Let us now delve into the nether world of Retail-Sales-Excuse-making. Those of you who may be unfamiliar with this land are advised to brush up on your Lewis Carroll, as we are now about to chase the white rabbit down the rabbit hole.
When December sales were announced, they were disappointing. "Do not worry!" we were told, for the holiday shopping season no longer ends on December 25th. Gift cards were to be the savior of retail, and all manner of data were trotted out to prove how they had been growing 25% year-over-year, were this many billions of dollars, were about to hit the malls and stores after New Year’s Eve, you will see. So said the Knave of Hearts.
Alas, it was not to be. With December behind us, in January, we were told retail sales were bad because "It was too warm." If your business is selling mittens and scarves and winter coats, this would make some sense, as it was, after all, one of the warmest Januarys on record.
The ever curious Alice asked "What happened to all of those billions of dollars in gift cards that were the rationale for the weak December? Why would good weather, unseasonably warm winter weather, 60 degrees in the Northeast weather, prevent those gift card recipients from spending their booty?"
In an illogical land, Alice had unfortunately reached a logical point: Why would Weather — assuming it wasn’t tornadoes or floods or locusts or slaying of the first born — have prevented all those billions of dollars in gift cards from being redeemed? Memory fails to recall shoppers at Best Buy, Amazon, Circuit City, or Home Depot gift cards expressing issues with unseasonably nice weather as why they didn’t exchange their gift cards for goods. Live and learn.
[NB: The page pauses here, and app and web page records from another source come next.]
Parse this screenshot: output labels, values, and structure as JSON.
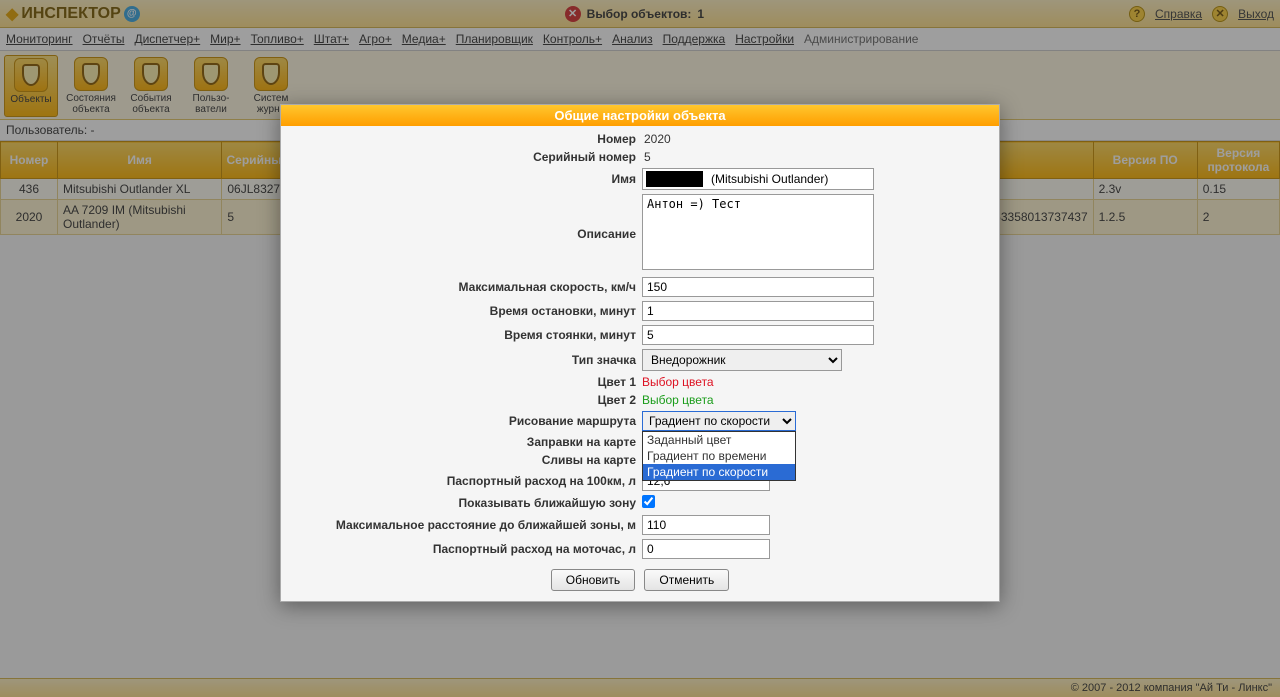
{
  "header": {
    "brand": "ИНСПЕКТОР",
    "center_label": "Выбор объектов:",
    "center_count": "1",
    "help": "Справка",
    "exit": "Выход"
  },
  "menu": [
    "Мониторинг",
    "Отчёты",
    "Диспетчер+",
    "Мир+",
    "Топливо+",
    "Штат+",
    "Агро+",
    "Медиа+",
    "Планировщик",
    "Контроль+",
    "Анализ",
    "Поддержка",
    "Настройки",
    "Администрирование"
  ],
  "tools": [
    {
      "label": "Объекты"
    },
    {
      "label": "Состояния объекта"
    },
    {
      "label": "События объекта"
    },
    {
      "label": "Пользо-ватели"
    },
    {
      "label": "Систем журна"
    }
  ],
  "userbar": "Пользователь: -",
  "table": {
    "headers": [
      "Номер",
      "Имя",
      "Серийный н",
      "",
      "",
      "",
      "",
      "Версия ПО",
      "Версия протокола"
    ],
    "rows": [
      [
        "436",
        "Mitsubishi Outlander XL",
        "06JL8327",
        "",
        "",
        "",
        "",
        "2.3v",
        "0.15"
      ],
      [
        "2020",
        "AA 7209 IM (Mitsubishi Outlander)",
        "5",
        "",
        "",
        "",
        "500,353358013737437",
        "1.2.5",
        "2"
      ]
    ]
  },
  "dialog": {
    "title": "Общие настройки объекта",
    "labels": {
      "number": "Номер",
      "serial": "Серийный номер",
      "name": "Имя",
      "desc": "Описание",
      "maxspeed": "Максимальная скорость, км/ч",
      "stoptime": "Время остановки, минут",
      "parktime": "Время стоянки, минут",
      "icontype": "Тип значка",
      "color1": "Цвет 1",
      "color2": "Цвет 2",
      "route": "Рисование маршрута",
      "fuel_in": "Заправки на карте",
      "fuel_out": "Сливы на карте",
      "consumption100": "Паспортный расход на 100км, л",
      "showzone": "Показывать ближайшую зону",
      "maxdist": "Максимальное расстояние до ближайшей зоны, м",
      "consumption_h": "Паспортный расход на моточас, л"
    },
    "values": {
      "number": "2020",
      "serial": "5",
      "name_suffix": "(Mitsubishi Outlander)",
      "desc": "Антон =) Тест",
      "maxspeed": "150",
      "stoptime": "1",
      "parktime": "5",
      "icontype": "Внедорожник",
      "color_pick": "Выбор цвета",
      "route": "Градиент по скорости",
      "consumption100": "12,6",
      "maxdist": "110",
      "consumption_h": "0"
    },
    "route_options": [
      "Заданный цвет",
      "Градиент по времени",
      "Градиент по скорости"
    ],
    "buttons": {
      "update": "Обновить",
      "cancel": "Отменить"
    }
  },
  "footer": "© 2007 - 2012 компания \"Ай Ти - Линкс\""
}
Which brings us to February. Alice, our astute observer of retail, asked "If January was too warm for retailers, then surely the cold snap in February must have helped!" But it was no aid, as February sales fell below expectations, a disappointment, despite the respite from January’s heat wave.
Pity poor Alice, who has not yet learned that once you go through the Retail Looking Glass, walking toward your desired destination only gets you further and further away. Thus, if warm weather prevents the sale of winter garments, then cold weather prevent even more sales.
This is at it should be, for "Wonderland" is after all, an imaginary place. In the world of Retail, the Mad Hatter and the March Hare are at a never-ending tea party, concocting excuses and rationalizations, but refusing to admit whatever the Queen of Hearts can plainly see: a clear trend of slowing, disappointing sales.
After the Tea Party ended, there was but a single smile — the one left behind by the Chesire Cat, who knowing what was coming next — a recession as likely as not — wandered off, leaving those at tea party to set about the new month’s work: Coming up with the next nonsensical excuse for why March sales will have disappointed.
And then Alice awoke . . .